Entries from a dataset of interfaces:
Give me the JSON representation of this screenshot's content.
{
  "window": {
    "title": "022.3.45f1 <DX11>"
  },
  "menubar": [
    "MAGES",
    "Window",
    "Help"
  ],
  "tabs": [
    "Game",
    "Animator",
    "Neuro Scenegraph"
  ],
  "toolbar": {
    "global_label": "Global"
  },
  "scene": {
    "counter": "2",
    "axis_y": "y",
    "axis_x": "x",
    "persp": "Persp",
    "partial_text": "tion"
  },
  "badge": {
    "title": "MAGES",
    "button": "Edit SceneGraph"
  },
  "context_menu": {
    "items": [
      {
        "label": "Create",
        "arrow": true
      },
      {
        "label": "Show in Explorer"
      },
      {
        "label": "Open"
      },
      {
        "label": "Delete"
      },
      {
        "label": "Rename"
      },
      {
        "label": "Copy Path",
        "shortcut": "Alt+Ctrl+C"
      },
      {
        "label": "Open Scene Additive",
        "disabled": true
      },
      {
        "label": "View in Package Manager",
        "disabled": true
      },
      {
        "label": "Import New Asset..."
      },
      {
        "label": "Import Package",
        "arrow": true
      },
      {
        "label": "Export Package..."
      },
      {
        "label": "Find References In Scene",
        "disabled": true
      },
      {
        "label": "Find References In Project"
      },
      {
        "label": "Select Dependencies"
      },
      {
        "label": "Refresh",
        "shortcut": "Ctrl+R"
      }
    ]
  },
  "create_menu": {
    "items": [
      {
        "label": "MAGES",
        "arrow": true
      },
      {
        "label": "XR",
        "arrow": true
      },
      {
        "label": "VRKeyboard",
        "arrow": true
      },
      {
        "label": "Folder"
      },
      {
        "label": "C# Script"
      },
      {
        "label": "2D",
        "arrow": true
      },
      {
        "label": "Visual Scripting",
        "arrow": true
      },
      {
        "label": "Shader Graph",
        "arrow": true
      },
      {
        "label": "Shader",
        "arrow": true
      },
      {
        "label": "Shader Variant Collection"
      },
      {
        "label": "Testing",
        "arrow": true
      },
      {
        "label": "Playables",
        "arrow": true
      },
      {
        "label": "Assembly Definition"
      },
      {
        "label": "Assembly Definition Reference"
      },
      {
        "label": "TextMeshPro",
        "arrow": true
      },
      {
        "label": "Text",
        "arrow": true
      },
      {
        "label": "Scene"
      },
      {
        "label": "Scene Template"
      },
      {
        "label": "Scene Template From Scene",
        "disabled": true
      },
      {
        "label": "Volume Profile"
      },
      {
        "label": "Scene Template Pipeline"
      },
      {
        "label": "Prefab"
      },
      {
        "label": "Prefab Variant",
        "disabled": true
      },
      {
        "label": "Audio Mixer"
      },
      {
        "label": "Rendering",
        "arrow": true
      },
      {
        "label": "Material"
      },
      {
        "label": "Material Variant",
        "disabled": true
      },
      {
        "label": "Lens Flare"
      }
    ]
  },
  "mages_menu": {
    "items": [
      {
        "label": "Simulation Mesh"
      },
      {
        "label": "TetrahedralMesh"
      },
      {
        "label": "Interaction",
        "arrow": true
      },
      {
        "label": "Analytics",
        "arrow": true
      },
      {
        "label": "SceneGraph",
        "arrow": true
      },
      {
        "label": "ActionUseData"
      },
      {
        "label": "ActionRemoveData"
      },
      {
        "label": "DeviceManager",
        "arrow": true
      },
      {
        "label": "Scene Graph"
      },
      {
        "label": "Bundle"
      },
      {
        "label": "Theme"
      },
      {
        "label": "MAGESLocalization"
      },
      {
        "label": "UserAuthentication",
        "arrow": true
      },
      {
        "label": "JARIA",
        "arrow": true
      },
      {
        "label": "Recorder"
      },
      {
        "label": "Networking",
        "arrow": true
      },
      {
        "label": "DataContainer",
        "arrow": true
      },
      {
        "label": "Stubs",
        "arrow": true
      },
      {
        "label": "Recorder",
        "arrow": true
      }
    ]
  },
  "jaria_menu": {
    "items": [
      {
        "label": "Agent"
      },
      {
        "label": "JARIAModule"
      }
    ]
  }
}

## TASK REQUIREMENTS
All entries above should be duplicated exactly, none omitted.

## SOLUTION TO THE PROBLEM
Give me the JSON representation of this screenshot's content.
{
  "window": {
    "title": "022.3.45f1 <DX11>"
  },
  "menubar": [
    "MAGES",
    "Window",
    "Help"
  ],
  "tabs": [
    "Game",
    "Animator",
    "Neuro Scenegraph"
  ],
  "toolbar": {
    "global_label": "Global"
  },
  "scene": {
    "counter": "2",
    "axis_y": "y",
    "axis_x": "x",
    "persp": "Persp",
    "partial_text": "tion"
  },
  "badge": {
    "title": "MAGES",
    "button": "Edit SceneGraph"
  },
  "context_menu": {
    "items": [
      {
        "label": "Create",
        "arrow": true
      },
      {
        "label": "Show in Explorer"
      },
      {
        "label": "Open"
      },
      {
        "label": "Delete"
      },
      {
        "label": "Rename"
      },
      {
        "label": "Copy Path",
        "shortcut": "Alt+Ctrl+C"
      },
      {
        "label": "Open Scene Additive",
        "disabled": true
      },
      {
        "label": "View in Package Manager",
        "disabled": true
      },
      {
        "label": "Import New Asset..."
      },
      {
        "label": "Import Package",
        "arrow": true
      },
      {
        "label": "Export Package..."
      },
      {
        "label": "Find References In Scene",
        "disabled": true
      },
      {
        "label": "Find References In Project"
      },
      {
        "label": "Select Dependencies"
      },
      {
        "label": "Refresh",
        "shortcut": "Ctrl+R"
      }
    ]
  },
  "create_menu": {
    "items": [
      {
        "label": "MAGES",
        "arrow": true
      },
      {
        "label": "XR",
        "arrow": true
      },
      {
        "label": "VRKeyboard",
        "arrow": true
      },
      {
        "label": "Folder"
      },
      {
        "label": "C# Script"
      },
      {
        "label": "2D",
        "arrow": true
      },
      {
        "label": "Visual Scripting",
        "arrow": true
      },
      {
        "label": "Shader Graph",
        "arrow": true
      },
      {
        "label": "Shader",
        "arrow": true
      },
      {
        "label": "Shader Variant Collection"
      },
      {
        "label": "Testing",
        "arrow": true
      },
      {
        "label": "Playables",
        "arrow": true
      },
      {
        "label": "Assembly Definition"
      },
      {
        "label": "Assembly Definition Reference"
      },
      {
        "label": "TextMeshPro",
        "arrow": true
      },
      {
        "label": "Text",
        "arrow": true
      },
      {
        "label": "Scene"
      },
      {
        "label": "Scene Template"
      },
      {
        "label": "Scene Template From Scene",
        "disabled": true
      },
      {
        "label": "Volume Profile"
      },
      {
        "label": "Scene Template Pipeline"
      },
      {
        "label": "Prefab"
      },
      {
        "label": "Prefab Variant",
        "disabled": true
      },
      {
        "label": "Audio Mixer"
      },
      {
        "label": "Rendering",
        "arrow": true
      },
      {
        "label": "Material"
      },
      {
        "label": "Material Variant",
        "disabled": true
      },
      {
        "label": "Lens Flare"
      }
    ]
  },
  "mages_menu": {
    "items": [
      {
        "label": "Simulation Mesh"
      },
      {
        "label": "TetrahedralMesh"
      },
      {
        "label": "Interaction",
        "arrow": true
      },
      {
        "label": "Analytics",
        "arrow": true
      },
      {
        "label": "SceneGraph",
        "arrow": true
      },
      {
        "label": "ActionUseData"
      },
      {
        "label": "ActionRemoveData"
      },
      {
        "label": "DeviceManager",
        "arrow": true
      },
      {
        "label": "Scene Graph"
      },
      {
        "label": "Bundle"
      },
      {
        "label": "Theme"
      },
      {
        "label": "MAGESLocalization"
      },
      {
        "label": "UserAuthentication",
        "arrow": true
      },
      {
        "label": "JARIA",
        "arrow": true
      },
      {
        "label": "Recorder"
      },
      {
        "label": "Networking",
        "arrow": true
      },
      {
        "label": "DataContainer",
        "arrow": true
      },
      {
        "label": "Stubs",
        "arrow": true
      },
      {
        "label": "Recorder",
        "arrow": true
      }
    ]
  },
  "jaria_menu": {
    "items": [
      {
        "label": "Agent"
      },
      {
        "label": "JARIAModule"
      }
    ]
  }
}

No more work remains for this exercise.